The friend of silence draws near to God and, entering secretly into a holy familiarity with Him, is enlightened by His divine light. For the man or woman who wants to lead a spiritual life, the silence of solitude is a freedom, a security, and a fortress, a sort of shelter against the noises of the world…Silence teaches interior repose and diligence in prayer.The silence being referred to here is not one of constraint for lack of charity, refraining from condemnation, though this is certainly an important part of the practice. It is the interior silence that occupies oneself with God in the prayer of the heart, the practice of an interior retreat. Those who evangelize with words have purpose in their words — and care must be taken to practice silence before making pronouncements. Again from Monk Idesbald:
There are some who speak from morning to evening and yet do not violate the law of silence; the point is that they pronounce no word without a reason. Dumbness is not a virtue in itself. It is good to speak when duty requires…[but] it may also proceed from indignation and from pride.I am a slow writer; it feels unnatural to plant words instead of flowers. The words are written in a loving sense of duty and are chosen, rearranged, left to rest, and reworked. I leave them to grow as God sees fit, and practice — instead of marketing — the art of being well-pleasing to God. We feel an estrangement from oneself when the mind is disordered by distractions. There is a beauty in the freedom of prolonged solitude, and also a beauty, I am coming to realize, in the going out of one's cell and the coming back with fresh needs for prayer. Sometimes I long to feel that which is denied in an anchoritic life — the physical embrace of genuine peace, a heartfelt hug. There is a different kind of quieting among the distractions in the day, it is one where isolation is silenced and prayer and praise are openly sung. *An Anchorite is someone who is much like though more secluded than a hermit, and for religious reasons, withdraws from secular society so as to be able to lead an intensely prayer-oriented, ascetic, or Eucharist-focused life. It is one of the earliest forms of Christian monasticism. Someone who states they live as an eremite or anchorite, does not meet the requirement as set out by their bishop for consecration within the Church as a hermit, but continues to live out their life in prayer and solitude nonetheless.

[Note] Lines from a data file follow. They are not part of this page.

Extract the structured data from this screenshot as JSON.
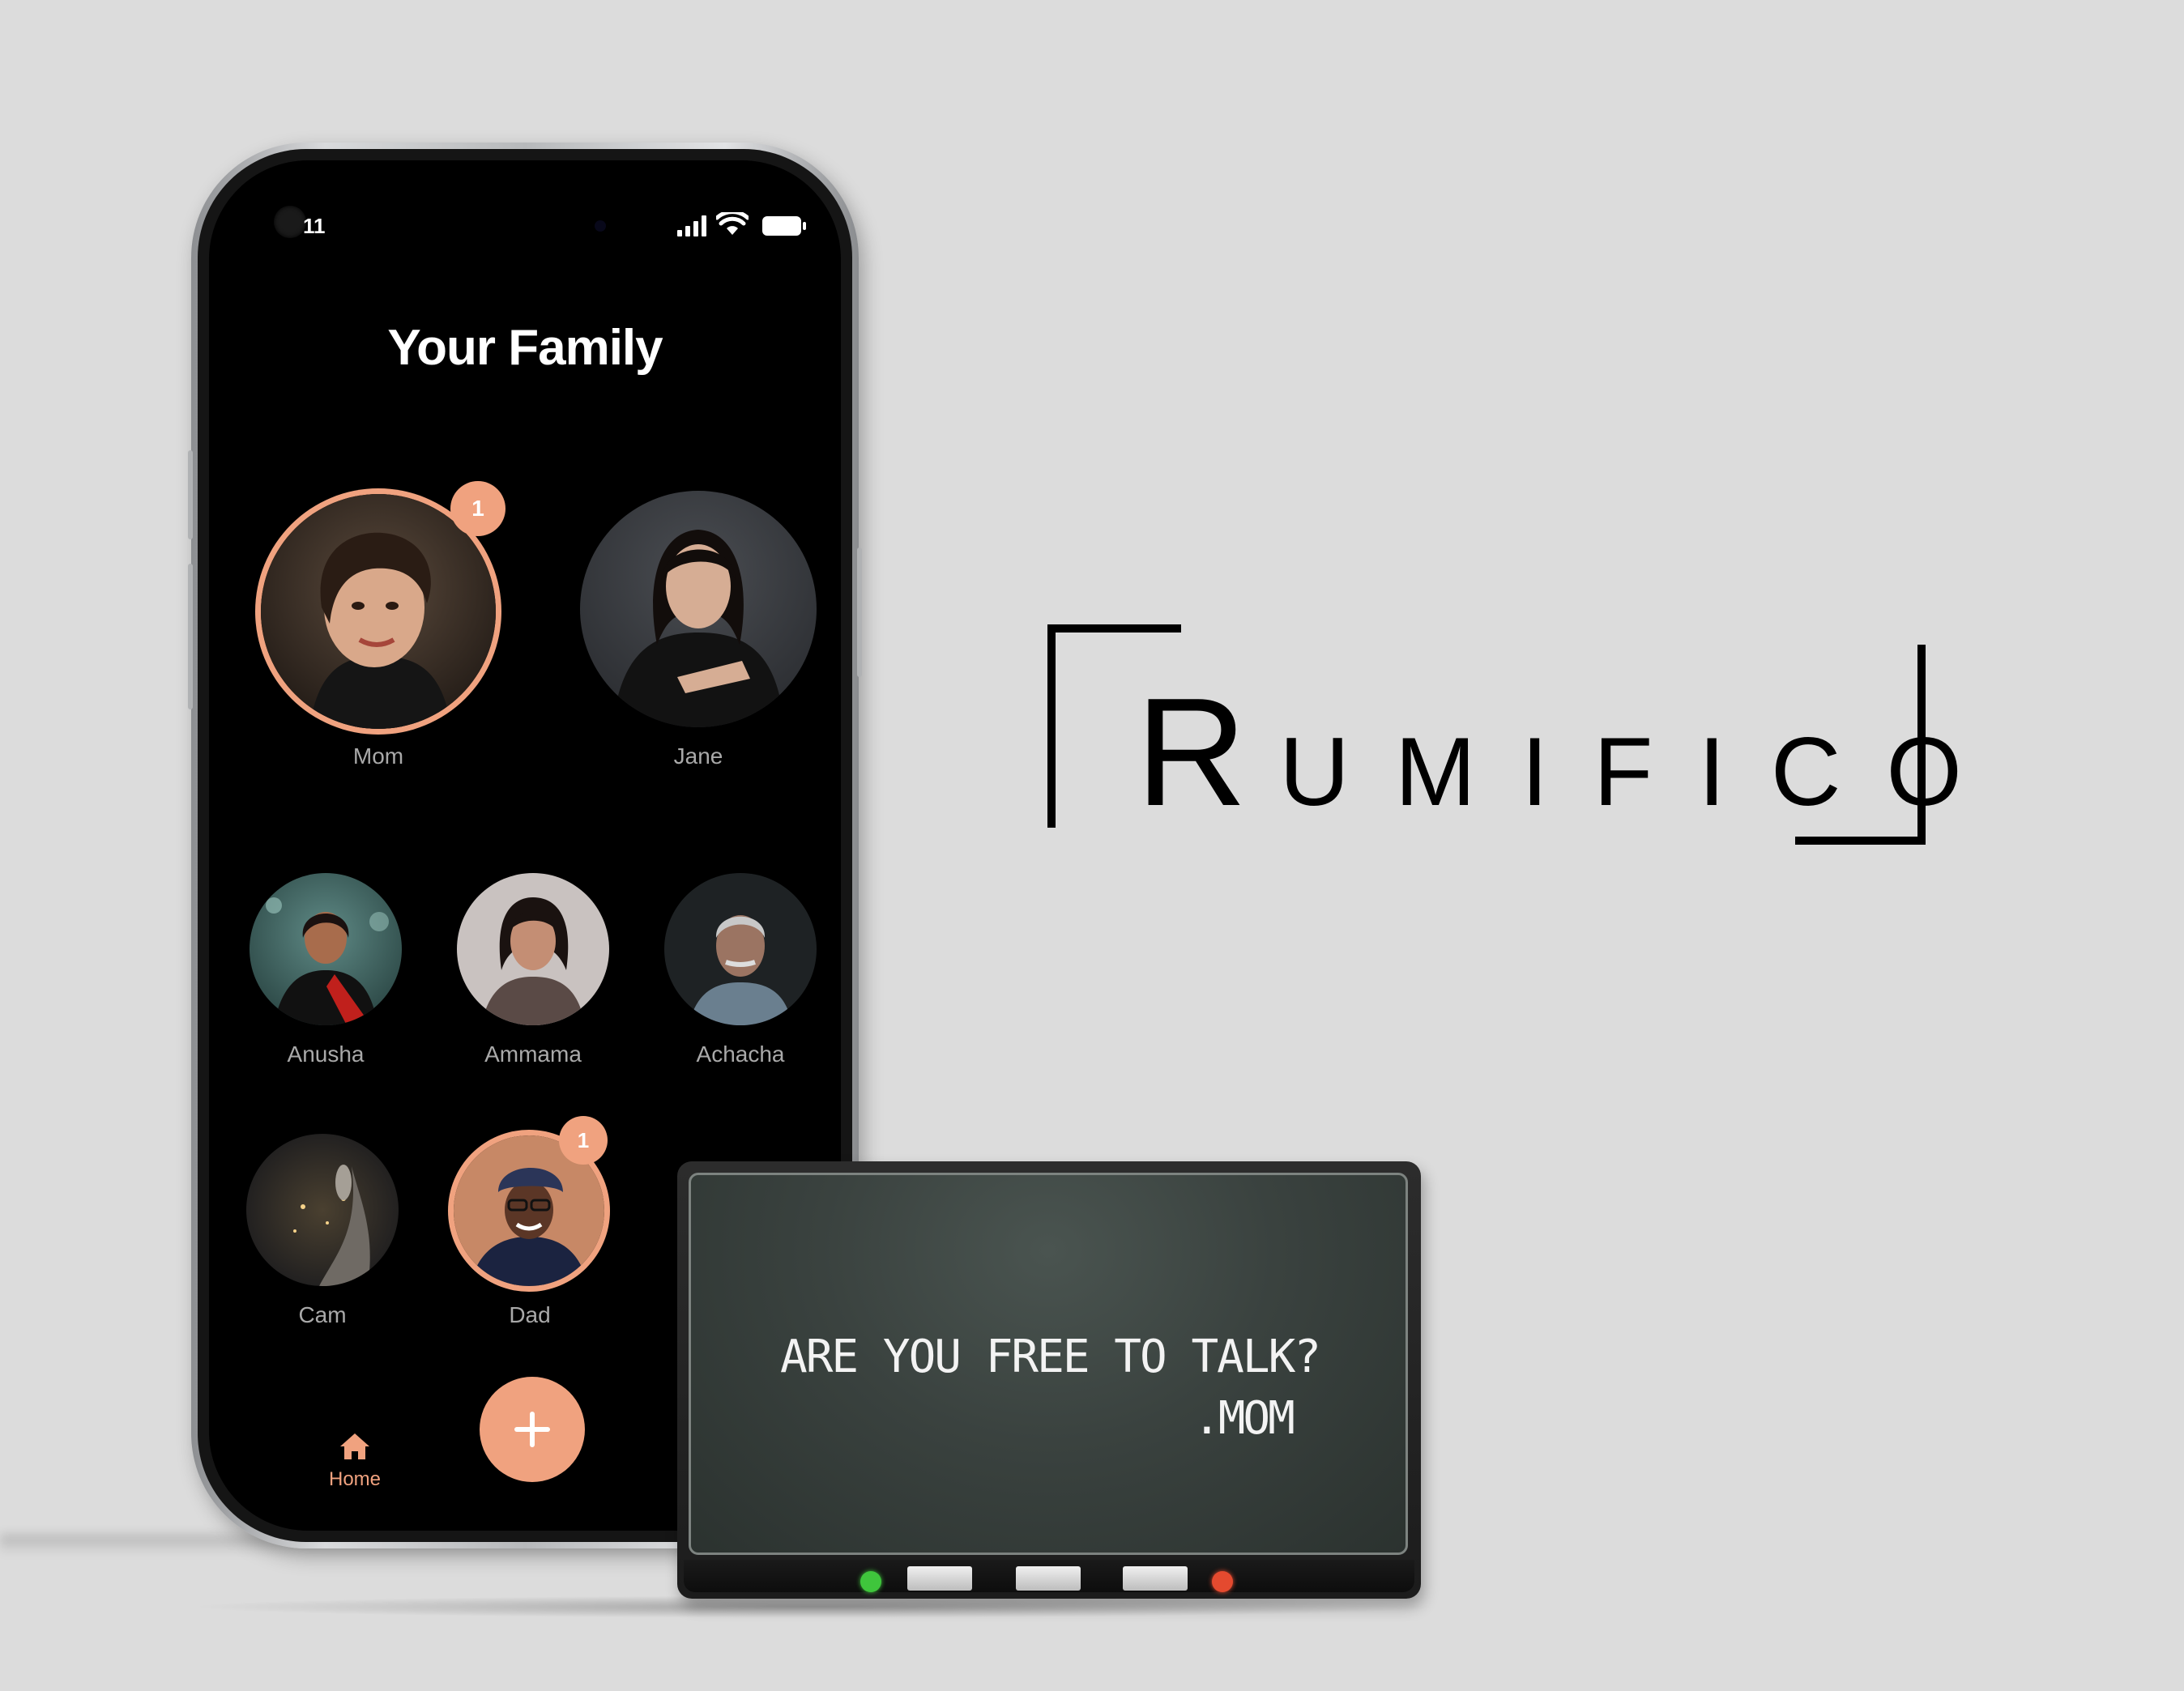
{
  "status_bar": {
    "time": "11",
    "icons": [
      "signal-icon",
      "wifi-icon",
      "battery-icon"
    ]
  },
  "page": {
    "title": "Your Family"
  },
  "family": {
    "members": [
      {
        "name": "Mom",
        "badge": "1",
        "highlighted": true
      },
      {
        "name": "Jane",
        "badge": null,
        "highlighted": false
      },
      {
        "name": "Anusha",
        "badge": null,
        "highlighted": false
      },
      {
        "name": "Ammama",
        "badge": null,
        "highlighted": false
      },
      {
        "name": "Achacha",
        "badge": null,
        "highlighted": false
      },
      {
        "name": "Cam",
        "badge": null,
        "highlighted": false
      },
      {
        "name": "Dad",
        "badge": "1",
        "highlighted": true
      }
    ]
  },
  "nav": {
    "home_label": "Home",
    "home_icon": "home-icon",
    "add_icon": "plus-icon"
  },
  "brand": {
    "first_letter": "R",
    "rest": "UMIFICO"
  },
  "device": {
    "message": "ARE YOU FREE TO TALK?",
    "sender": ".MOM",
    "leds": {
      "left": "#3fc53c",
      "right": "#e44a2f"
    }
  },
  "colors": {
    "accent": "#f0a27f",
    "background": "#dcdcdc",
    "screen": "#000000"
  }
}
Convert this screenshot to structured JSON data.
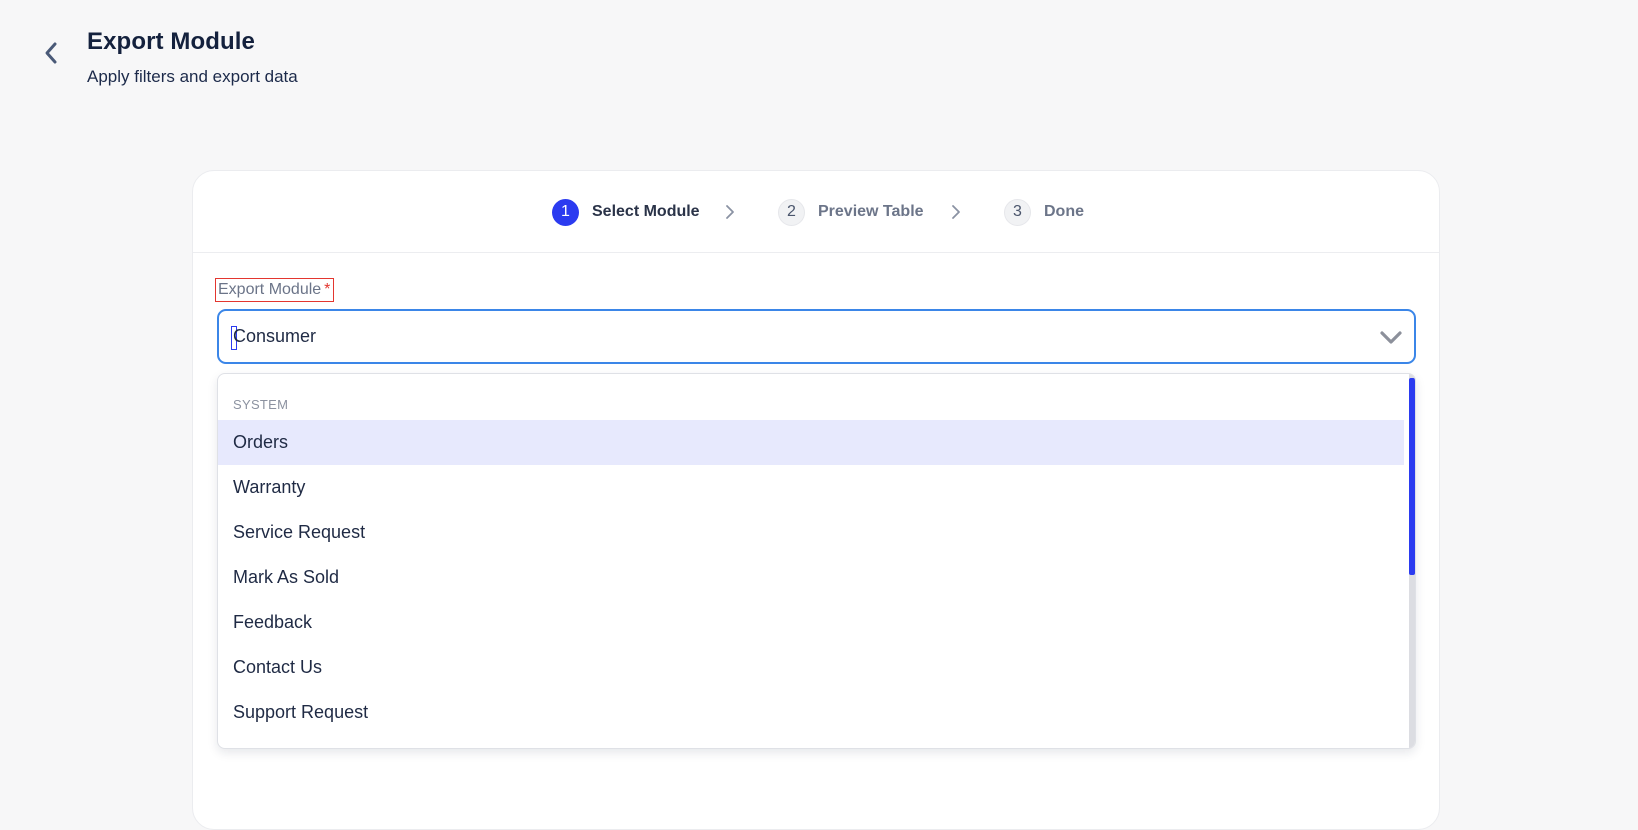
{
  "header": {
    "title": "Export Module",
    "subtitle": "Apply filters and export data"
  },
  "stepper": {
    "steps": [
      {
        "number": "1",
        "label": "Select Module",
        "active": true
      },
      {
        "number": "2",
        "label": "Preview Table",
        "active": false
      },
      {
        "number": "3",
        "label": "Done",
        "active": false
      }
    ]
  },
  "form": {
    "module_label": "Export Module",
    "required_mark": "*",
    "selected_value": "Consumer"
  },
  "dropdown": {
    "group_label": "SYSTEM",
    "options": [
      "Orders",
      "Warranty",
      "Service Request",
      "Mark As Sold",
      "Feedback",
      "Contact Us",
      "Support Request"
    ],
    "highlighted_index": 0
  },
  "colors": {
    "accent": "#2b3bf0",
    "focus_border": "#3b86e8",
    "required": "#e3362f",
    "highlight": "#e7e9fd"
  },
  "icons": {
    "back": "chevron-left-icon",
    "step_separator": "chevron-right-icon",
    "select_toggle": "chevron-down-icon"
  }
}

Copyright 2014, 2018 Margaret Rose Realy, Obl. OSB
About the Author
Margaret Rose Realy, Obl. OSB lives an eremitic life and is the author of Cultivating God’s Garden through Lent, A Garden of Visible Prayer: Creating a Personal Sacred Space One Step at a Time, 2nd Edition, and A Catholic Gardener’s Spiritual Almanac. A freelance writer with a Benedictine spirituality, Margaret has a master’s degree in communications and is a Certified Greenhouse Grower, Advanced Master Gardener, liturgical garden consultant, and workshop/retreat leader.